Nolan made several portraits of bushrangers and of an unmasked Ned Kelly. 'Colonial head' was painted as Nolan drew towards the end of his major Kelly series of 1946-47. The tie may derive from composite police photographs of the outlaw in which his head was collaged to the bodies of others, for identification purposes.
However, this painting may be as much about Nolan himself as any bushranger. It has a certain psychological intensity relating to the artist's personal situation at this time.

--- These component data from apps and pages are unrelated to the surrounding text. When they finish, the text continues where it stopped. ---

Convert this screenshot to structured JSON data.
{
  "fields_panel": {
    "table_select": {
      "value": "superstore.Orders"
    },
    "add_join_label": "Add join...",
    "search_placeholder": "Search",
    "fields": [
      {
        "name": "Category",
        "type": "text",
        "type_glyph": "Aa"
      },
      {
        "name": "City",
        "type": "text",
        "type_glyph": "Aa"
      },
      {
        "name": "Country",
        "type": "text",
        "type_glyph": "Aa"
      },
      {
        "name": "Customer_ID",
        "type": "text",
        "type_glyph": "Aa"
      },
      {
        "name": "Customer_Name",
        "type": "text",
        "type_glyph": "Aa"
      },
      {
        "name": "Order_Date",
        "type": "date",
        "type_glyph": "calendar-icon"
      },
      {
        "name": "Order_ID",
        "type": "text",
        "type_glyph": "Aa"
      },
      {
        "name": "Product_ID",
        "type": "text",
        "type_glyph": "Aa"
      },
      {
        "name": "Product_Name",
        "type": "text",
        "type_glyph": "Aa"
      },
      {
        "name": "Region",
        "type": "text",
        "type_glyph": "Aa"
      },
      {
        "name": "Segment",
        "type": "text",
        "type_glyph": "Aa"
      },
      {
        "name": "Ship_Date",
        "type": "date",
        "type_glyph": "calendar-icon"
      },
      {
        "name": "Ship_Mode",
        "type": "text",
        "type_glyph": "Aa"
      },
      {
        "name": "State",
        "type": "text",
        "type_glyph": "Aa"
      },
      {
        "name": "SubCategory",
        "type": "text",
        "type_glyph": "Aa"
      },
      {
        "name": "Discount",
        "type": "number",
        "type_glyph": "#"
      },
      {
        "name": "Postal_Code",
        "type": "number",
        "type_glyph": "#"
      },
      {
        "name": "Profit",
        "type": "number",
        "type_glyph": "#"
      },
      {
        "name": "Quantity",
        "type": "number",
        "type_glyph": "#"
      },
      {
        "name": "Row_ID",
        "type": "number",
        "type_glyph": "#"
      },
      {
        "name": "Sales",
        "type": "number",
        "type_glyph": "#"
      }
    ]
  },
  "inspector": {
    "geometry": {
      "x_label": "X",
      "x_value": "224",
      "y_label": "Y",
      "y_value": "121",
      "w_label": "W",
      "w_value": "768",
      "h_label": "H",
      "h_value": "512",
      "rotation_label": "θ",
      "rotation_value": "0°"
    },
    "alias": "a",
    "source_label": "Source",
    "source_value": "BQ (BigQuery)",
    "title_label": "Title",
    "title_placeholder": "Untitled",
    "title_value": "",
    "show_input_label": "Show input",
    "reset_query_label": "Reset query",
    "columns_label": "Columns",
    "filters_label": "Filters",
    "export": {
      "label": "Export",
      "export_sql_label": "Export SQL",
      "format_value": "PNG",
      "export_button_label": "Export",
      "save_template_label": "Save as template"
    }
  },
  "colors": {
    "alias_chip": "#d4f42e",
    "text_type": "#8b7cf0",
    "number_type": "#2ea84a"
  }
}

The atmosphere at Heide, where he was living with his patrons John and Sunday Reed, had become emotionally claustrophobic and would end in his permanent departure for Sydney only three months later.